Looking back, that week is (1) an extremely funny anecdote and (2) truthfully also the spark for a small identity crisis of mine. In college, ego death is no rare commodity, but somehow this experience stands out to me. After all, there’s something so vulnerablizing about change, even something so simple as changing physical appearance. It shattered a self-held comfort that I could slip through life unnoticed. It invited observation and commentary, both that of other people and my own. To change, even in this seemingly insignificant way, felt like bullhorning my existence to the world.
I have always hesitated at others’ judgment. It’s not that I can’t hold my own in the face of mean comments; rather, the idea that other people are misunderstanding me has always been oddly discomforting. In this sense, to be judged––to be misunderstood, really––feels like a deep jab at identity. And if not for fear of being misunderstood by others, then trying new things can be scary for fear of letting go of the self-imposed categories and concepts used to define myself. “I should be/do/act like ___ because I am ___.”

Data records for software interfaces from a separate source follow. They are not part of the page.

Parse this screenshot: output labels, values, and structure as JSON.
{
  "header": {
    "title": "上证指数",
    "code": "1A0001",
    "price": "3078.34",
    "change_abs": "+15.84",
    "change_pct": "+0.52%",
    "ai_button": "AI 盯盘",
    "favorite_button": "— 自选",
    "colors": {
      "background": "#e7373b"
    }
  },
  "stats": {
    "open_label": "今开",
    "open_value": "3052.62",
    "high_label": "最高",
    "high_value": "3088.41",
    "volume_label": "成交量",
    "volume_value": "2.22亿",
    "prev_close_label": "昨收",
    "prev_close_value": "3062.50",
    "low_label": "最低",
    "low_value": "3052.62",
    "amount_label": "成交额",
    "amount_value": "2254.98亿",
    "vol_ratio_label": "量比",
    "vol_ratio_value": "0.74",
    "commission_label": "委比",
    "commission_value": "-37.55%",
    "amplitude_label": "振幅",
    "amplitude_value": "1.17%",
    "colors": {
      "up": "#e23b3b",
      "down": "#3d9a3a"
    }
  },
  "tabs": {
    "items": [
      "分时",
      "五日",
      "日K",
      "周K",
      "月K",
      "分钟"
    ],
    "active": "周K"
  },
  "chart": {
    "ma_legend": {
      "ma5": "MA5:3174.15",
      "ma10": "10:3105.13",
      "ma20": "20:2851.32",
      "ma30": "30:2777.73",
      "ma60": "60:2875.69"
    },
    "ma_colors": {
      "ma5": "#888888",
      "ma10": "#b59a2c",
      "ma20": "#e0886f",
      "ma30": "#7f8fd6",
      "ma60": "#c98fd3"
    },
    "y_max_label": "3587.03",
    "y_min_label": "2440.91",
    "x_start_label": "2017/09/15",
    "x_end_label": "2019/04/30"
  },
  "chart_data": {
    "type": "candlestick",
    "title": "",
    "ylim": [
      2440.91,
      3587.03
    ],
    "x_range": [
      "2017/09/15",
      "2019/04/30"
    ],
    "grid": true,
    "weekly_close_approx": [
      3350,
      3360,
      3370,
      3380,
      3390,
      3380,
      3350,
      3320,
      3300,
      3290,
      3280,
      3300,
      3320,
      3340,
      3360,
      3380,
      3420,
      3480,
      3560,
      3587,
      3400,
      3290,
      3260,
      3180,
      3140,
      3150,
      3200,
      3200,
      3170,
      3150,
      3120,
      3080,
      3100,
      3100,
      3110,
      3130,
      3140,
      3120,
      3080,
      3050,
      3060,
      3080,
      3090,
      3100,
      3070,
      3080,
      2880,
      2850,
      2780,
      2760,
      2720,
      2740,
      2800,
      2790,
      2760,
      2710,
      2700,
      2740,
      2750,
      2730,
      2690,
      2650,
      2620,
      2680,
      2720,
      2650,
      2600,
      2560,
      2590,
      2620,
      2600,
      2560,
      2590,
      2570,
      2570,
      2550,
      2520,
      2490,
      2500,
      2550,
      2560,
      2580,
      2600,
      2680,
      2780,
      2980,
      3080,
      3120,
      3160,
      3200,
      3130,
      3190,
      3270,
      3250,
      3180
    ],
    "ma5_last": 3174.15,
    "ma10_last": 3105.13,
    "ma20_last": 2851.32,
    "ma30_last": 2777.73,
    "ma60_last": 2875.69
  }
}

But others’ misunderstandings of me are illusory, at least in the sense that they actually have little to do with…me. The truth is, the more we put ourselves out there and allow ourselves to take up space, the more likely it is that others will form a perception of us that exists outside of our control. If you had told me this freshman year, it would’ve sounded like an end-of-days siren. But, as I have come to learn, the good thing is, if we are gracious with ourselves, if we allow ourselves an authenticity and honest expression that exists beyond the opinions of others, we can make peace with how others may (mis)understand us. At least when it has come to questions of self expression and identity, I have relinquished my fixation on others’ perceptions of me. To be misunderstood can be alienating, without a doubt. It doesn’t, however, have to be earth shattering.
And the other part of being gracious with myself has entailed doing things that I once believed “I could never do” and allowing myself to flirt with who I would like to become. What in life doesn’t change? Denying ourselves change will neither stop it from happening nor shield us from judgment when it does. When I began to relinquish my fixed sense of self, I actually gave myself space to grow.
So I’m happy to report that the latter half of my Brandeis experience has been marked by more change and more courage on my end: getting that septum piercing I’ve always wanted (not to backpedal on my own advice too much, but I will apologize to my parents for this one––sorry, mom and dad!), studying abroad in Nice after a whopping four-year hiatus in my French studies (actually, I’m also going to apologize for this one. Sorry, Macron) and, yes, as trivial as it may sound, doing my makeup how I want. On days when I feel like it, I’ll still dot some pearl stickers around my eyes, sweep glitter across my lid, or pencil some colorful liner into my lashline. That sophomore year project was not all for naught. So if you’re looking for encouragement to try something new or else make the most of your time at Brandeis, consider this it. Alternatively, you can always take Sociology of Body and Health with Professor Shostak.